- 法政大学文学部紀要 = Bulletin of the Faculty of Letters, Hosei University (ISSN:04412486)
- vol.79, pp.31-46, 2019-09-30
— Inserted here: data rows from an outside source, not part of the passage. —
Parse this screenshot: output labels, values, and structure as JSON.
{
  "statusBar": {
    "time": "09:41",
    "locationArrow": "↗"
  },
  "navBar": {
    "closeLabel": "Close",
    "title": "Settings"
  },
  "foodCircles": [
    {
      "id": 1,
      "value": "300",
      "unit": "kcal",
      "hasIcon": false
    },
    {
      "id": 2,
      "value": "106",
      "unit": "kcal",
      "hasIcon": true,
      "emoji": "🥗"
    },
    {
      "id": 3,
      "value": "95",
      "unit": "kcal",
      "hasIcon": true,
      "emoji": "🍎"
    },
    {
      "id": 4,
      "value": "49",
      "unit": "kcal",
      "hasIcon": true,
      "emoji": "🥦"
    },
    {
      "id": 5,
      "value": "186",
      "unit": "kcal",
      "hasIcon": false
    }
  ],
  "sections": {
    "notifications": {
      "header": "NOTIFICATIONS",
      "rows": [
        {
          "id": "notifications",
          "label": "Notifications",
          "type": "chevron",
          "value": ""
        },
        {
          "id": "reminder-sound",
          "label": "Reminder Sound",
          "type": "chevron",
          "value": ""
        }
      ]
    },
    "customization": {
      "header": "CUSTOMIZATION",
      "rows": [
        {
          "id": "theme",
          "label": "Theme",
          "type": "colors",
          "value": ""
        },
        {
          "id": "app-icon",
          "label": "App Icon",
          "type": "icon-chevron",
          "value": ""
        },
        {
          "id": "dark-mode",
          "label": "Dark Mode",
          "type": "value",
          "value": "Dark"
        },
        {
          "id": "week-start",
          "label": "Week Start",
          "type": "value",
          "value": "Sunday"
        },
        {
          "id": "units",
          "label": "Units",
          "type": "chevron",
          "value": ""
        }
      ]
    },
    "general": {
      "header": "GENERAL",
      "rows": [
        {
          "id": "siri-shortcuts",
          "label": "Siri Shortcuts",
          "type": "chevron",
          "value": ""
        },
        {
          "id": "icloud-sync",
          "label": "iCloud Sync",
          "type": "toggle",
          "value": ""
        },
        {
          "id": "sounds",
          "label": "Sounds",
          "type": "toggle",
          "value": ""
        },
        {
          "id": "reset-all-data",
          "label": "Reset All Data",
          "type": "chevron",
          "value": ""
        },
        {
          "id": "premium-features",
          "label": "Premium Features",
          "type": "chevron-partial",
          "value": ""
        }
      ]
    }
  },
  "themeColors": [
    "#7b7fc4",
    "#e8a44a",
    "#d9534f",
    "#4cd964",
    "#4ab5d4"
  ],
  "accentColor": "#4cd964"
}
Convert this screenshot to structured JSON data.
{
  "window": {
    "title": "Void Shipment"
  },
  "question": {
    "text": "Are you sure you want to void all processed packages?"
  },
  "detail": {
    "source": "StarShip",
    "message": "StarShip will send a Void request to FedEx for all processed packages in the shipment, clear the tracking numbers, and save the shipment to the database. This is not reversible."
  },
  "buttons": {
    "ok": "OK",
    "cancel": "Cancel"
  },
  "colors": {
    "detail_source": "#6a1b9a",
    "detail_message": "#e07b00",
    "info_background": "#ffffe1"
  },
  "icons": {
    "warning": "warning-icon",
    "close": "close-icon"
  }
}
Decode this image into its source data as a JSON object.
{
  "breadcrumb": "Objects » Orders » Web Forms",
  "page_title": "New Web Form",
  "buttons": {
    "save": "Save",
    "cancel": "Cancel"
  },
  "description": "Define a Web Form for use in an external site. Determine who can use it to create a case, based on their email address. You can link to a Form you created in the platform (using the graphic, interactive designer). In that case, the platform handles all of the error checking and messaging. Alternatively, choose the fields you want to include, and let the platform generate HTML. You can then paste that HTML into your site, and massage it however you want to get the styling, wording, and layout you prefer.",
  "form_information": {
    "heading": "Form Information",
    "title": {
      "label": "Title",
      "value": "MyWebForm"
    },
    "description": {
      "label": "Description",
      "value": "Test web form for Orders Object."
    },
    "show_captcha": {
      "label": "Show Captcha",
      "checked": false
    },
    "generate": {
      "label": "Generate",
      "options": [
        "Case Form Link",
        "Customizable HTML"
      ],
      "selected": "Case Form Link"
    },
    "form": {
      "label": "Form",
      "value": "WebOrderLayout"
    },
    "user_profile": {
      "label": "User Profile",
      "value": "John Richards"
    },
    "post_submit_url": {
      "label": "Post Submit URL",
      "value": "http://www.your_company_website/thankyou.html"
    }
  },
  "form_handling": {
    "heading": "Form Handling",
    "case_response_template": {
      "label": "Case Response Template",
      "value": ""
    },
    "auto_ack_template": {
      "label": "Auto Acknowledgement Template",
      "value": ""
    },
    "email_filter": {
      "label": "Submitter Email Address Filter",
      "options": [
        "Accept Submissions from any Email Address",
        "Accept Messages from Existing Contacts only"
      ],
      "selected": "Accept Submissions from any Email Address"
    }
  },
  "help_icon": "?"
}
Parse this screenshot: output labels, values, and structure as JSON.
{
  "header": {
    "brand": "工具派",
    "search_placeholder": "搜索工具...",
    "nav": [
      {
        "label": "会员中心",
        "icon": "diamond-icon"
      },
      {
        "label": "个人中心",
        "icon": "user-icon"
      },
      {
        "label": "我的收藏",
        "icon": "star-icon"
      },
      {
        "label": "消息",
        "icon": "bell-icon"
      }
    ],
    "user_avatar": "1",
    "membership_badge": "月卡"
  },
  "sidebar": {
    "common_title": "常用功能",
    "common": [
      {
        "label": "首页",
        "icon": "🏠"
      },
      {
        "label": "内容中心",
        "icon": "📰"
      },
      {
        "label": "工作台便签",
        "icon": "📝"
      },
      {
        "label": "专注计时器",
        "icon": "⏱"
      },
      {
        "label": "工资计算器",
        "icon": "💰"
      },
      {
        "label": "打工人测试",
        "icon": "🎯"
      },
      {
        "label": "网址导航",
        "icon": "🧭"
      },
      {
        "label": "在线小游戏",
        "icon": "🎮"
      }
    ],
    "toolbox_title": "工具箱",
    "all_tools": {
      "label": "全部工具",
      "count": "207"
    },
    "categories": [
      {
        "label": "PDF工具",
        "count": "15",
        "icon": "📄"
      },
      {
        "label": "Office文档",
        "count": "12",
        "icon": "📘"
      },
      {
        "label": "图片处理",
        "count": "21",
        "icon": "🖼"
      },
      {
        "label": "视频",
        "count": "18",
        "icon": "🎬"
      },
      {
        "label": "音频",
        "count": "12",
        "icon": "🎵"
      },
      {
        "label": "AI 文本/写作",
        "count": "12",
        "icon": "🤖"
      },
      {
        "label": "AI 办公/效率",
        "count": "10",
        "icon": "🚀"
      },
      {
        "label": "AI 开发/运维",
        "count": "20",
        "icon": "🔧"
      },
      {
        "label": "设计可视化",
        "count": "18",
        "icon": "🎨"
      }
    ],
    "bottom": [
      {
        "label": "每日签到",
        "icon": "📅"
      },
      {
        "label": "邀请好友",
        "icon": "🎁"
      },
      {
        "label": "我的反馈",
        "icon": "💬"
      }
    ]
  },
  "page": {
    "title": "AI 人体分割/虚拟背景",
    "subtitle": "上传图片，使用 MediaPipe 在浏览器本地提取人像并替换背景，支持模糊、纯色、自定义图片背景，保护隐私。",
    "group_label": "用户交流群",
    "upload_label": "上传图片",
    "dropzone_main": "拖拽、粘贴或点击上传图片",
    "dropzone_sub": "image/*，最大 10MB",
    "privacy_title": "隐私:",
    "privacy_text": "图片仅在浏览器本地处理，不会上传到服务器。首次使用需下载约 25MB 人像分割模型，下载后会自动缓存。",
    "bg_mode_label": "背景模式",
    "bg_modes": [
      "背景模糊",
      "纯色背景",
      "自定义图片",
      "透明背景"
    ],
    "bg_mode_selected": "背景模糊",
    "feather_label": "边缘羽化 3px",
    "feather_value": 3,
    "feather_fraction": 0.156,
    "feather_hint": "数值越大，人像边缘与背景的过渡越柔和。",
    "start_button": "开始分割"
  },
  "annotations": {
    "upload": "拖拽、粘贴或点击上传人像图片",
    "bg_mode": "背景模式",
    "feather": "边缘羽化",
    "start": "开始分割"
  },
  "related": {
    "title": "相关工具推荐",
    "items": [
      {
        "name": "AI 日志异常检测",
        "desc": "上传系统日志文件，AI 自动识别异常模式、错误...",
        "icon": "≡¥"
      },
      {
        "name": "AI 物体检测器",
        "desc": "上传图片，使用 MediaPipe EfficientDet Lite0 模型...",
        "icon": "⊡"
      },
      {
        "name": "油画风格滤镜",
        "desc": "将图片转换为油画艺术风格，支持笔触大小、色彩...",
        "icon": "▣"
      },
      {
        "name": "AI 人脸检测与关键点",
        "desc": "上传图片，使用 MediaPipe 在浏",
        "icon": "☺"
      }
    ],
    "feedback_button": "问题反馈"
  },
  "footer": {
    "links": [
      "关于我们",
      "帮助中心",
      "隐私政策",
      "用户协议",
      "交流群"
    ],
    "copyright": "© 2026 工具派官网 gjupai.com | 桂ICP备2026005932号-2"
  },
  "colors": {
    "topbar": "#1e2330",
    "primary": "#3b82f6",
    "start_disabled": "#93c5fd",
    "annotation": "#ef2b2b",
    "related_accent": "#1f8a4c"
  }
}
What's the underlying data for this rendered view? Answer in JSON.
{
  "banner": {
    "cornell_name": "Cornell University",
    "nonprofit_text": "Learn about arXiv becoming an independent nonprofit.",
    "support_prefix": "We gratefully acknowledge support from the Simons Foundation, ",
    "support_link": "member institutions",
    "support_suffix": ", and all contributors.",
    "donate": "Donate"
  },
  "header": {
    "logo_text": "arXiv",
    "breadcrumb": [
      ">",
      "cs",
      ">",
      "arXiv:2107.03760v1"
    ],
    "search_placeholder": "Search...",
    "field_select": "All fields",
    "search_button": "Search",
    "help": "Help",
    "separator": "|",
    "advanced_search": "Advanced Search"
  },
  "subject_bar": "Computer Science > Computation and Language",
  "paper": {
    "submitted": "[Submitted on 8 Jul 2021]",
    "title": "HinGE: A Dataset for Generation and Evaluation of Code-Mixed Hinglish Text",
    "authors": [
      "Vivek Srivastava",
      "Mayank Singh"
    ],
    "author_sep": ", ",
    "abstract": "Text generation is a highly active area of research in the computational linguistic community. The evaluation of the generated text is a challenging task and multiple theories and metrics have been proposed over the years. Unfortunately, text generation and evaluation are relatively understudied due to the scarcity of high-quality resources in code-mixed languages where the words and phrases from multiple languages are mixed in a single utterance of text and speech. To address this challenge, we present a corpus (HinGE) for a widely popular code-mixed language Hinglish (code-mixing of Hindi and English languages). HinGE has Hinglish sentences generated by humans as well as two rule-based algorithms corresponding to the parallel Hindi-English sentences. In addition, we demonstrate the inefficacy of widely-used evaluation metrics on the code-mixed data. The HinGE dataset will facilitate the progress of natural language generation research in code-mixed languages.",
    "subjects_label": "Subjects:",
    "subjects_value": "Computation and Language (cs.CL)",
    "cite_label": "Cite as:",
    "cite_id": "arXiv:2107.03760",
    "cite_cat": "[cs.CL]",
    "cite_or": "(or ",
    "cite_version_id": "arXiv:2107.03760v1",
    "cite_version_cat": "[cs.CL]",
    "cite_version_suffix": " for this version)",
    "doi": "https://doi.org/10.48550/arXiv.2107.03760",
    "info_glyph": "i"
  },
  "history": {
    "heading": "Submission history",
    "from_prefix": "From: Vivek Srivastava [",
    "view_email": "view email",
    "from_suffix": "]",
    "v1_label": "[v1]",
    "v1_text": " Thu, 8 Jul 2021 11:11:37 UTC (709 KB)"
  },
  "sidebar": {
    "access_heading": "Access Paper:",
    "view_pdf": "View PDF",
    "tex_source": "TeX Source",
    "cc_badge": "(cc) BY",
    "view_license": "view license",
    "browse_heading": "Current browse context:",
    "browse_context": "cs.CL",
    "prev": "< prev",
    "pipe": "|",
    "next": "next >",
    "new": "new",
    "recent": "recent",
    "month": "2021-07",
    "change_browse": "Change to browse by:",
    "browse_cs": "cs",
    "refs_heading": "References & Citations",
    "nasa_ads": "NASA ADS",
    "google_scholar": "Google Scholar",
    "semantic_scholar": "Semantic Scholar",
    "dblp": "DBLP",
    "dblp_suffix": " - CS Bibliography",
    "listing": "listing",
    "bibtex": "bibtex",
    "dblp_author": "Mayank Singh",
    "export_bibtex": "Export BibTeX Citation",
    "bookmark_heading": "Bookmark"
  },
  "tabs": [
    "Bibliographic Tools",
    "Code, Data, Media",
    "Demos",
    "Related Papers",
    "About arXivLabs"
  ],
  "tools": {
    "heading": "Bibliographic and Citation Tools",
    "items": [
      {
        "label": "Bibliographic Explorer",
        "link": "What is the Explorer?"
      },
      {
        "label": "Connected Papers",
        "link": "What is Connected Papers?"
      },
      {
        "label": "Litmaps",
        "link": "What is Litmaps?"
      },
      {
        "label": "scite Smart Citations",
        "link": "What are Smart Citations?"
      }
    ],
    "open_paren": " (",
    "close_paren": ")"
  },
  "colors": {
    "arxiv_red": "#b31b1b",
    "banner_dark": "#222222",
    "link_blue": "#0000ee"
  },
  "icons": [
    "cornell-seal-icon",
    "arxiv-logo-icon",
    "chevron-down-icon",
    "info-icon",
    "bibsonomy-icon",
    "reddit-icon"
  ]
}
Once, Schopenhauer had criticized Descartes and Spinoza as holding judgmental (or intellectualist) theories of the will. But, largely, scholars agree that Descartes’ theory of judgment is, in fact, a volitional or voluntaristic one. In this paper, we argue that Spinoza inherits such a volitional theory of judgment, which subordinates judgment to the will instead of subordinating the will to intellectual judgment, from Descartes.It is true that, in his book Ethics, Spinoza criticizes Descartes’ free-will doctrine and two-step theory of judgment, as per which first the intellect provides ideas and then the will asserts or denies them. Nevertheless, Spinoza does identify the intellect with the will, or ideas with judgments, and we can consider his view as a deterministic volitional theory of judgment as well as an identity theory of ideas and volitional judgments. According to this identity theory, every idea necessarily contains volitional and assertive elements and is identical with affirmative or negative judgment.However, such reading may be doubted because the term “will” may have different meanings in his theory of judgment and in the context of practical decisions. One of the scholars who suggests Spinoza’s equivocal use of “will” is Bennett. He insists his reading by referring to Spinoza’s remark in his Ethics Part II, Proposition 48, Scholium. However, we argue that this is not sustainable. Yet, there is another reading which attributes equivocal usage of the term “will” to Spinoza, according to which the term “will” in Spinoza’s theory of judgment denotes a deserted concept used in his previous writing, which happens to be incorporated into Ethics. We also deny this reading and provide a univocal usage of the term “will” in the contexts of both intellectual judgments and practical decisions.